Monday, September 5, 2011

Major reasons for software failure

There are often the cases, when the software is not shipped on time or even if it is shipped, it is not shipped with the quality that is expected of it, resulting in an eventual failure of the project.

A research conducted by market research firm Info-Tech Research Group says 95 per cent of information technology groups "are not delivering some number of projects on time or to the full satisfaction of the business executive."

While there may be many reasons for this, the major reasons involve the following:

Poorly defined scope:
In most of the cases, the reason is not the clarification of the requirements.

  • It may be because of an unreasonable deadline from sales/management
  • It may be due to overlooking the customer's expectations or it could have been preconceived notions from the start
  • It could have been a developer promising a particular UI widget (The "gee whiz" factor) or it could have been a developer not challenging the inclusion of a particular UI widget (which, the customer, wants desperately)
  • It could be that the projected savings were wrong or it could be that an important scope change was delayed until the next version
In the end, it all boils down to the user/customer expectations regarding a software. If you have met the customer's requirements, you have a successful software.

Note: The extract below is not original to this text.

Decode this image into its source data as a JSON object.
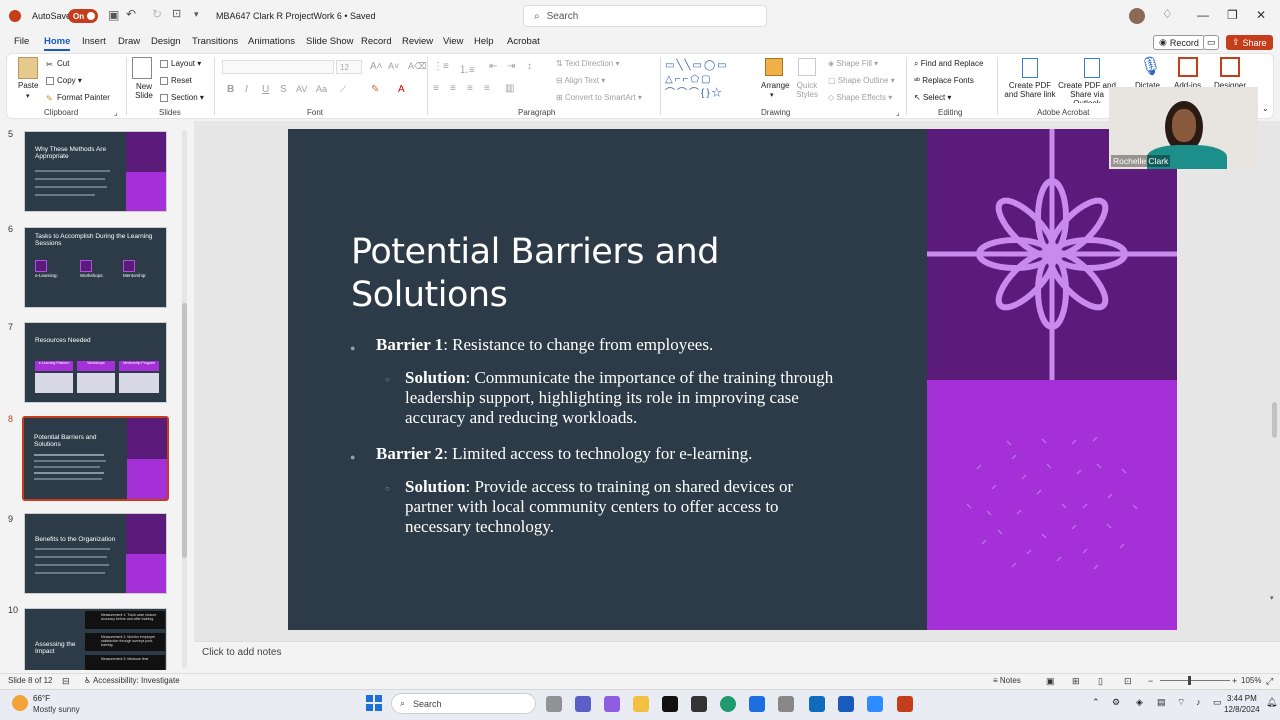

My friend, Hassan, has a very good post here, regarding the requirements gathering of a software project which can be a good reading source.

Unmotivated Developers:
In some of the cases, the software failure arrives because of a lack of interest or respect towards the software from some or whole of the development team. It may be due to the following reasons...
  • Development team is not motivated enough for the project
  • The hype against the project is not created before the arrival of the project to keep the team thinking about the project
  • Lack of interest from the authorities/management in the project sometimes result in the lack of interest from the development team
Lack of Domain Knowledge:
Sometimes, it is the case when developers are assigned tasks and they have not enough knowledge about the project or about the organization for which they are developing the project.
  • One of the reason could be that the development team has not been given much time to do R & D for the project
  • The development team hired for the project has not enough background experience for related developments
  • The development team hired for the project is incompetent for producing the goods on time
In the end, I think it all concludes to the fact that the customer satisfaction is the first and fore-most thing and all the above factors contribute to the satisfaction (or dissatisfaction) of the customer. 

As a project manager, we must look into these factors before going ahead for the development of the project.

We can minimize the risks mentioned above by doing the following simple tasks:
  1. Focus on features not implementation tasks.
  2. Work in iterations (like weekly or biweekly).
  3. Release working features to your staging environment in order of priority.
  4. Unit test your code as you go, so you're not slowed down by a bug-list that increases geometrically as you approach the release date.
  5. Be prepared to cut scope from the less important features. Stuff always takes longer than you think it will.
  6. Make sure you sketch out the UI in advance (if there is a UI), and show it to potential users.
  7. Test, test, and test some more. This seems counter-intuitive, but it saves more time than takes.